So, what was it? All signs point to law students flocking to the website to study for their final examinations. All that week, but especially that day, traffic in the Federal Rules of Civil Procedure was busier than usual, and parts of Title 28 of U S Code like Sections 1332 (diversity jurisdiction), 1367 (supplemental jurisdiction), 1391 (venue), & 1446 (removal) were far busier than usual. Anyone with a law degree will recognize those topics as the fundamental concepts addressed in any good CivPro exam.  

We always get a lot of mileage, especially within our home institution of Cornell Law School, in recounting all the ways we employ law students and expose them to the intersection of law and technology. But we don’t really talk too much about students as a segment of our user population. But they’re very much present, and sometimes we hear from them and those who teach them:

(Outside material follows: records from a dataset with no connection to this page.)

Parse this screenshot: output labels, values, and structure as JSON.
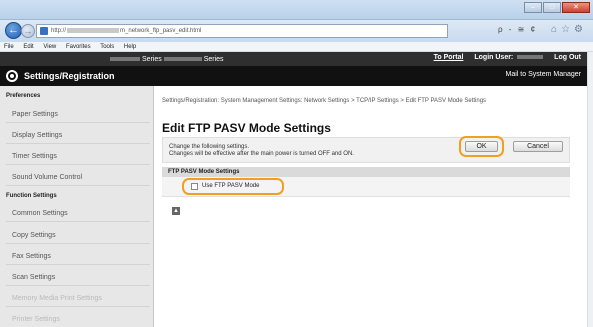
{
  "browser": {
    "url_prefix": "http://",
    "url_suffix": "m_network_ftp_pasv_edit.html",
    "address_tools": "ρ - ≅ ¢",
    "menu": [
      "File",
      "Edit",
      "View",
      "Favorites",
      "Tools",
      "Help"
    ]
  },
  "header": {
    "model_name": "Series",
    "portal_link": "To Portal",
    "login_user_label": "Login User:",
    "logout": "Log Out",
    "app_title": "Settings/Registration",
    "mail_button": "Mail to System Manager"
  },
  "sidebar": {
    "preferences_title": "Preferences",
    "preferences": [
      "Paper Settings",
      "Display Settings",
      "Timer Settings",
      "Sound Volume Control"
    ],
    "function_title": "Function Settings",
    "functions": [
      "Common Settings",
      "Copy Settings",
      "Fax Settings",
      "Scan Settings",
      "Memory Media Print Settings",
      "Printer Settings"
    ]
  },
  "main": {
    "breadcrumb": "Settings/Registration: System Management Settings: Network Settings > TCP/IP Settings > Edit FTP PASV Mode Settings",
    "title": "Edit FTP PASV Mode Settings",
    "info_line1": "Change the following settings.",
    "info_line2": "Changes will be effective after the main power is turned OFF and ON.",
    "ok_label": "OK",
    "cancel_label": "Cancel",
    "section_title": "FTP PASV Mode Settings",
    "checkbox_label": "Use FTP PASV Mode",
    "checkbox_checked": false
  },
  "colors": {
    "highlight": "#f0a020",
    "header_dark": "#111111"
  }
}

Thank you for providing much needed information for us law students and for the public at large!

A law student in Georgia

I have so much appreciation for what you do! LII is the first resource I turn to when I need to look at statutory text or regulations.

A law student in Washington, DC

I teach business law and find your site to be extremely helpful!

A law professor in Georgia

Most of my students go into solo or small firm practice. Having this resource is a life-saver for many of them because they cannot afford the various paid research services. But they still have clients who deserve justice.

A law professor in Texas

This website has been essential for my law school education!

A law student in Massachusetts

This was an invaluable resource when I was teaching, and I still consult it in retirement.

A retired law professor in Washington

I honestly do not know how I would be able to complete my weekly discussion posts and assignments without [LII].

An undergraduate legal studies major in Oregon

This website saved my [keester] more times than I care to admit in Law School and is an extraordinary research tool in the real world.

A lawyer in New York, NY (of course) 

With any luck, we’ll keep saving the [keesters] of students, lawyers, and millions of others for many years to come.  

User Testimonials from Our Annual Fundraising Campaign

We are deeply grateful to report that we continue to serve the public sustainably — providing free, accessible, unbiased legal information to all comers. Whether it’s assessing and filling gaps in our original content — or learning where to apply (and where not to rely on) emerging technologies to help make the law more understandable — we are heartened to see readers continue to point to our work for reference — and for reality-checking — in real time.

At this time of year, we especially appreciate everyone behind all of the work that comes together in the fall. Whether celebrating Constitution Day with a fully updated U.S. Constitution Annotated; or kicking off the new term of the U.S. Supreme Court with previews from the LII Supreme Court Bulletin on topics ranging from federal sentencing to payday lending to disability accommodation; or using Halloween as an occasion to shine a spotlight on mortuary law; or supporting the publication of the latest issue of the Journal of Open Access to Law; or preparing our engineering students to present the discoveries they’ve made about how to harness the latest tools and data to make features for our ever-evolving collections – we could not do any of this without your help.

I just discovered you, but providing legal information to citizens, without pricing them out, is essential. A non-partisan, legal information-resource, available to all, is a huge step to having an informed, and empowered citizenry.

Most importantly, we are thankful to hear from people from all walks of life — and all corners of the globe — who are empowered by the work you help make possible.

This was an invaluable resource when I was teaching, and I still consult it in retirement. Thank you!

The Legal Information Institute is an incredibly valuable, free source. I use it frequently in my work as a reporter and editor. I have included links to the Institute’s explanations in my articles far more times than I ever could count.

This is an enormously helpful free resource to those of us in grassroots community legal matters. Thank you.

I can’t say it often enough: we could not do any of this without the support you offer us. Thank you for your help.